The outcome of EGFR-mutant patients who had the exon 19 deletion appeared to be better than the outcome of those who had the L858R mutation, but the difference was not significant in our study. Although several previous studies have demonstrated that patients with the EGFR exon 19 deletion enjoyed better outcomes than patients harboring the L858R mutation,[26-28] the results from our study were consistent with several other large clinical trials[3, 29] indicating that the exon 19 deletion and the L858R mutation had an equal impact on the efficacy of EGFR TKIs. Moreover, the PFS of Bim polymorphism carriers did not differ significantly between the 2 EGFR mutation types, which indicates that Bim deletion polymorphism-induced TKI resistance may not be influenced by the 2 most common EGFR mutation types.

Recently, a study conducted in Korean patients with NSCLC did not produce significant results when comparing the efficacy of EGFR TKIs between patients with WT Bim and patients with the Bim deletion polymorphism.[30] The investigators attributed their results to population limitations and to the influence of other Bcl-2 family factors. Another report[31] demonstrated that the resistance can be circumvented by combining targeted therapy with histone deacetylase inhibition, which offers a possible explanation for the Korean results, because epigenetic factors also may influence the transcription and expression of Bim. Our study also has several limitations. First, the numbers of patients who had the deletion polymorphism, especially those who also harbored EGFR mutations, were limited. Moreover, all patients who harbored the polymorphism were heterozygous, and no homozygous carriers have been reported to date. Future research will continue to increase the population in the hope of reducing the bias to some extent and of identifying homozygous Bim polymorphism carriers. Because Bim plays a key role in TKI-induced apoptosis, we believe that not only Bim polymorphism but also other markers of Bim status, such as copy numbers or protein levels, should be taken into consideration to make a full evaluation.
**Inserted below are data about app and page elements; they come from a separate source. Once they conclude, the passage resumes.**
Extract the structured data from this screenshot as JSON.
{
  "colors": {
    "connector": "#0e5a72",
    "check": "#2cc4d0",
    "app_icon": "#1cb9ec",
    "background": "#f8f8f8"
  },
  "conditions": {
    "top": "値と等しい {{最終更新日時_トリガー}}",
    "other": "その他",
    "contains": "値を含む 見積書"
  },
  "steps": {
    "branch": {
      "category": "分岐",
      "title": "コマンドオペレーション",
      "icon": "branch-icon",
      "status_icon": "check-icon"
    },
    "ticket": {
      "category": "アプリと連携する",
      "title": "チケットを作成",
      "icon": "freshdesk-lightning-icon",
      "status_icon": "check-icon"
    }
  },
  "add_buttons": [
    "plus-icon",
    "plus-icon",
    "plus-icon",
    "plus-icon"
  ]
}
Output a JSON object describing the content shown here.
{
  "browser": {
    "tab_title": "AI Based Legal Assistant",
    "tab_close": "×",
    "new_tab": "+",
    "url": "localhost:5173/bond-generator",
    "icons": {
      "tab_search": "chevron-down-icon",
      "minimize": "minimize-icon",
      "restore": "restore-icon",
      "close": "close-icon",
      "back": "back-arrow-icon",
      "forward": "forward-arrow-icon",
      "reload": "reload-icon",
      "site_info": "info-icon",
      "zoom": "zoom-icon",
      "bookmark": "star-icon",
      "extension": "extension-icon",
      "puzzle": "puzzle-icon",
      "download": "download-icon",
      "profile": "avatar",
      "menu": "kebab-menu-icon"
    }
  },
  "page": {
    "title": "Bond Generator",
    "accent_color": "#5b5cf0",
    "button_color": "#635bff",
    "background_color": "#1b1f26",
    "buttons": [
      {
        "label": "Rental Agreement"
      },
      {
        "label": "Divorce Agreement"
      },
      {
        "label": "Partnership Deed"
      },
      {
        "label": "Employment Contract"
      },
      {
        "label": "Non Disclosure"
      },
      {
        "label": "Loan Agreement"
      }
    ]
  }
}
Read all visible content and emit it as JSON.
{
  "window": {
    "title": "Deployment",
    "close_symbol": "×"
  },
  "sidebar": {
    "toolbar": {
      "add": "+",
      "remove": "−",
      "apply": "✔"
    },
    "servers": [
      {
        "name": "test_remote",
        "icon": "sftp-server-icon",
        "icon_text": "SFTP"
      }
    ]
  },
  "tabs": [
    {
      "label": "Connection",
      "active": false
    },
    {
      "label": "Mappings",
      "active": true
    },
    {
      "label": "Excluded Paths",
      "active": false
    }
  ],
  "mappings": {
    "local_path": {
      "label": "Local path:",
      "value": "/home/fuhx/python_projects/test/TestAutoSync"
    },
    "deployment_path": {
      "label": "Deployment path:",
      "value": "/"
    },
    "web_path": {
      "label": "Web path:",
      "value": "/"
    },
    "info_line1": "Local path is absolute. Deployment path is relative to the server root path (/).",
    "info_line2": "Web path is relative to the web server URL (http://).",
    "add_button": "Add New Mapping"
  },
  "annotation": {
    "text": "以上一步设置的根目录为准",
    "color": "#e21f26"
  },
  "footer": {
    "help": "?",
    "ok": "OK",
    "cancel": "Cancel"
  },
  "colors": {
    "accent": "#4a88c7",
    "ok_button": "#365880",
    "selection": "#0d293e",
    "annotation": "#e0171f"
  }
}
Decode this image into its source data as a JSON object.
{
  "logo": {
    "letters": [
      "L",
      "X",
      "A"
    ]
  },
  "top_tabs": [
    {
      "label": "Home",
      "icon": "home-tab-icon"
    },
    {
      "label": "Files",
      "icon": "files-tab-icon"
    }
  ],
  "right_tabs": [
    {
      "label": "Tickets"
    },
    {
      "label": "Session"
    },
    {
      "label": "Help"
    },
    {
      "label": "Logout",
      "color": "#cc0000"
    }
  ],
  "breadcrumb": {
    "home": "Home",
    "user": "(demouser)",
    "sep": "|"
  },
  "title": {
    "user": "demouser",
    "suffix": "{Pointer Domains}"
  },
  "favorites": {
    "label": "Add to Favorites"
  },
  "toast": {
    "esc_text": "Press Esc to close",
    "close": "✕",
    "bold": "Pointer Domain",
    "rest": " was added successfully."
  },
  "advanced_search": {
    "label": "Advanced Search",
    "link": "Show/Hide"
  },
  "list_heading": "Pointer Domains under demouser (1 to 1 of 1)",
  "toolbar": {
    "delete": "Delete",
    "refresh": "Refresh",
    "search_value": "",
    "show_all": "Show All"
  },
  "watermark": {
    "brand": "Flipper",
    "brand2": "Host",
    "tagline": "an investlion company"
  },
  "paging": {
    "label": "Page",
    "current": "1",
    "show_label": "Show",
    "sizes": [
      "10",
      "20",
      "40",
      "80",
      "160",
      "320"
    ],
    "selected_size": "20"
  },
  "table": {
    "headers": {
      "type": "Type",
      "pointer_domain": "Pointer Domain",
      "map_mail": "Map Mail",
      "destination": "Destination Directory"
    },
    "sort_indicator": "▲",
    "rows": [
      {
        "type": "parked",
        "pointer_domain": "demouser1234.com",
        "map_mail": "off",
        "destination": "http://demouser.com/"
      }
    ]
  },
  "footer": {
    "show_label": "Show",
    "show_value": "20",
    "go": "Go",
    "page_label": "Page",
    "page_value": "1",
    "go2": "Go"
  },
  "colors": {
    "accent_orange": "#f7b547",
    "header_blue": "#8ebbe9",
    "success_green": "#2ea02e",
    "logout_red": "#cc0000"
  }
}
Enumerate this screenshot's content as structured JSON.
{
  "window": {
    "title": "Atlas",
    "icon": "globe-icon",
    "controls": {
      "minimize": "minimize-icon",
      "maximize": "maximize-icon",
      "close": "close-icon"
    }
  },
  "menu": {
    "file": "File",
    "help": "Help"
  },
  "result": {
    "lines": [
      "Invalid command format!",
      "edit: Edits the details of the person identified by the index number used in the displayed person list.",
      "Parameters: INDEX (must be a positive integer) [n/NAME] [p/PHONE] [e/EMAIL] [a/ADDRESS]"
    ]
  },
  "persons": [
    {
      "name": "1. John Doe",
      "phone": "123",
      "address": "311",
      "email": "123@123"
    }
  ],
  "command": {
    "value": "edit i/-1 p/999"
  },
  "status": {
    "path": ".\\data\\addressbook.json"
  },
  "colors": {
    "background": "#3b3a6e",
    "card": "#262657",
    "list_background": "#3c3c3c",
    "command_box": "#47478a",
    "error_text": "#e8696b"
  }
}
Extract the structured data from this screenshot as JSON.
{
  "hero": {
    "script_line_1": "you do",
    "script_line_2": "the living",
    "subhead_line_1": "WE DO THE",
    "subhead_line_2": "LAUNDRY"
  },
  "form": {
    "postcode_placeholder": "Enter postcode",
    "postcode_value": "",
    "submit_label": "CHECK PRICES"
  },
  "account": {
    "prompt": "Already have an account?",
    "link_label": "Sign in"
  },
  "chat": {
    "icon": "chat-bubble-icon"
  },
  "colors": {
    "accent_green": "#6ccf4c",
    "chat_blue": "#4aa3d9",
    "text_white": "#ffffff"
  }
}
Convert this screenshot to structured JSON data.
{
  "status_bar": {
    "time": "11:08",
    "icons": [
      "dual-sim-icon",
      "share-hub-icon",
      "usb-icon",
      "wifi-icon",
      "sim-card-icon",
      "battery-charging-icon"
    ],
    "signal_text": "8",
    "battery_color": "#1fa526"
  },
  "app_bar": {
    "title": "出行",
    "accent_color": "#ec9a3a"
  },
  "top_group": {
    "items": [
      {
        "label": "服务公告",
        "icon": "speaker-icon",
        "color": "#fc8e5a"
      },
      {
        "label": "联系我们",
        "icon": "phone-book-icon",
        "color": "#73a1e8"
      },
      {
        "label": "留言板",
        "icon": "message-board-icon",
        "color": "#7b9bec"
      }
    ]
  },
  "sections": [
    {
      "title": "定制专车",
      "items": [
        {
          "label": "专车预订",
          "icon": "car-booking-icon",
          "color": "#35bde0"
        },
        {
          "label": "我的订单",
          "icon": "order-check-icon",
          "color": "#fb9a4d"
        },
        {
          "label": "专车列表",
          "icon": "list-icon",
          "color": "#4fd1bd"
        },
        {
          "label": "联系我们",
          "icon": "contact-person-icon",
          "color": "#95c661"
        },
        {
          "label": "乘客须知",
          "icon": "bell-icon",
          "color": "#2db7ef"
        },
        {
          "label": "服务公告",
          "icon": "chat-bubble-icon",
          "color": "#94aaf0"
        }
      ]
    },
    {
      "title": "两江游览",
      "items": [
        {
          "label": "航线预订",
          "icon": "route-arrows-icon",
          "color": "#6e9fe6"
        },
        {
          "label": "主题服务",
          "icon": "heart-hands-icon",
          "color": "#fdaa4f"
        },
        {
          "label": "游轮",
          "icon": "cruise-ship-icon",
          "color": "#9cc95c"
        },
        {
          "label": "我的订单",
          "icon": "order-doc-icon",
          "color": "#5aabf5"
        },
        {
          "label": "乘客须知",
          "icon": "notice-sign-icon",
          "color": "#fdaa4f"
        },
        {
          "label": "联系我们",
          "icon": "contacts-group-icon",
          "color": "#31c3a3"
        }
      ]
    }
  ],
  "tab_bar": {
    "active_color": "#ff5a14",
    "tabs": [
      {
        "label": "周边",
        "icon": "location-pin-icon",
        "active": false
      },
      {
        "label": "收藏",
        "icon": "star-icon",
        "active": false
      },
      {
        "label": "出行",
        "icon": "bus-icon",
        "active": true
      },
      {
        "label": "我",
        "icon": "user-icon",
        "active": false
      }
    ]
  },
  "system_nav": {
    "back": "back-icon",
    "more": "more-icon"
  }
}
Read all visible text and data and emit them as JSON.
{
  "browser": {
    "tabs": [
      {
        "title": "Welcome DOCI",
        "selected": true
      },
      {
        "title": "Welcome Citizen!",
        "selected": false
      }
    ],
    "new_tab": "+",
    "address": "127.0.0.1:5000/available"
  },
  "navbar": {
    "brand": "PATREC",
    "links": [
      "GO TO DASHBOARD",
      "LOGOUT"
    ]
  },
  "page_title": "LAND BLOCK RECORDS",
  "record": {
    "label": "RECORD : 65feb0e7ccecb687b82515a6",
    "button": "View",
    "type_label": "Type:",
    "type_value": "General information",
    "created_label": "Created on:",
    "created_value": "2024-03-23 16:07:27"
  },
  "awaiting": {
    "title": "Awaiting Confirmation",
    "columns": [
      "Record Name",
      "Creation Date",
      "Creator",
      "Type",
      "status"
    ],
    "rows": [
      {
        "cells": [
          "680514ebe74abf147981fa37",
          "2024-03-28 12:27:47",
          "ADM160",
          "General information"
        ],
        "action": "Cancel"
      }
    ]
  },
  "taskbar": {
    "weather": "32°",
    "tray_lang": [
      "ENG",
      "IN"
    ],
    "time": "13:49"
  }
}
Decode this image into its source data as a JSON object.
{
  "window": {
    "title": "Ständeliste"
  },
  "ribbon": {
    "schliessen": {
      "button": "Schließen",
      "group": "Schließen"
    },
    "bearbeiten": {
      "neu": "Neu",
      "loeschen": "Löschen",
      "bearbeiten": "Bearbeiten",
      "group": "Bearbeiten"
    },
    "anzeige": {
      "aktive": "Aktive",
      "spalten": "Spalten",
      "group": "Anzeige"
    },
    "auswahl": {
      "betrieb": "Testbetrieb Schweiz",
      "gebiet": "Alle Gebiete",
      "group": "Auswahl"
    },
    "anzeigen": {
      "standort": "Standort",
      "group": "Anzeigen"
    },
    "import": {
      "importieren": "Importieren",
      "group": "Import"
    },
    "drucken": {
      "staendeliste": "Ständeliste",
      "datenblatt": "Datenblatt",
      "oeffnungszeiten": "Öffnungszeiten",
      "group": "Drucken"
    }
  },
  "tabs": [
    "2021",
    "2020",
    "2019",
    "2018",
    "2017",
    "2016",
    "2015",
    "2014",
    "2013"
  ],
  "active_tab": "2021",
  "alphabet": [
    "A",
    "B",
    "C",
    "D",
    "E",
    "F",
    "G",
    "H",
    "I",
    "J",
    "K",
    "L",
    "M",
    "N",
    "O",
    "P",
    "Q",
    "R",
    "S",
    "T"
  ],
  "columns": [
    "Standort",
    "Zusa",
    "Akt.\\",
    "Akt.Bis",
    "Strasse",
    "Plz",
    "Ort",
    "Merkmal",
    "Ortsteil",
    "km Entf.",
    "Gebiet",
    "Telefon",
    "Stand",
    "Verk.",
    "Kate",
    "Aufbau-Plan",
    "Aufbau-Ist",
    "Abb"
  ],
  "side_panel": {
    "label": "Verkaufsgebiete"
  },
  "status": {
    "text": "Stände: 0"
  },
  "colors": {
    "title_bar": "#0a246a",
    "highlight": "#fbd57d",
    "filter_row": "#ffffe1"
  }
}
Further in vitro and in vivo research will be conducted to explore epigenetic factors and signal crosstalk that may have an impact on the expression or function of Bim.

In conclusion, we explored the Bim deletion polymorphism and observed that, in patients who had NSCLC with EGFR mutations, the Bim deletion polymorphism led to worse PFS, ORR, and disease control rate. Our work also indicated that this polymorphism can serve as a predictive factor in TKI therapy for NSCLC. Although the significance of Bim in targeted therapy has been noticed for some time, more work is needed to understand it better.

FUNDING SUPPORT

  1. Top of page
  2. Abstract
  3. INTRODUCTION
  4. MATERIALS AND METHODS
  5. RESULTS
  6. DISCUSSION
  7. FUNDING SUPPORT
  8. CONFLICT OF INTEREST DISCLOSURES
  9. REFERENCES

This study was supported by grants from the National Natural Science Foundation of China (no. 811-72101) and the Key Project of the Science and Technology Commission of Shanghai Municipality (no. 11JC1 411301).

CONFLICT OF INTEREST DISCLOSURES

  1. Top of page
  2. Abstract
  3. INTRODUCTION
  4. MATERIALS AND METHODS
  5. RESULTS
  6. DISCUSSION
  7. FUNDING SUPPORT
  8. CONFLICT OF INTEREST DISCLOSURES
  9. REFERENCES

Dr. Hirsch has served on the advisory boards of Boehringer Ingelheim and Genentech/Roche.

REFERENCES

  1. Top of page
  2. Abstract
  3. INTRODUCTION
  4. MATERIALS AND METHODS
  5. RESULTS
  6. DISCUSSION
  7. FUNDING SUPPORT
  8. CONFLICT OF INTEREST DISCLOSURES
  9. REFERENCES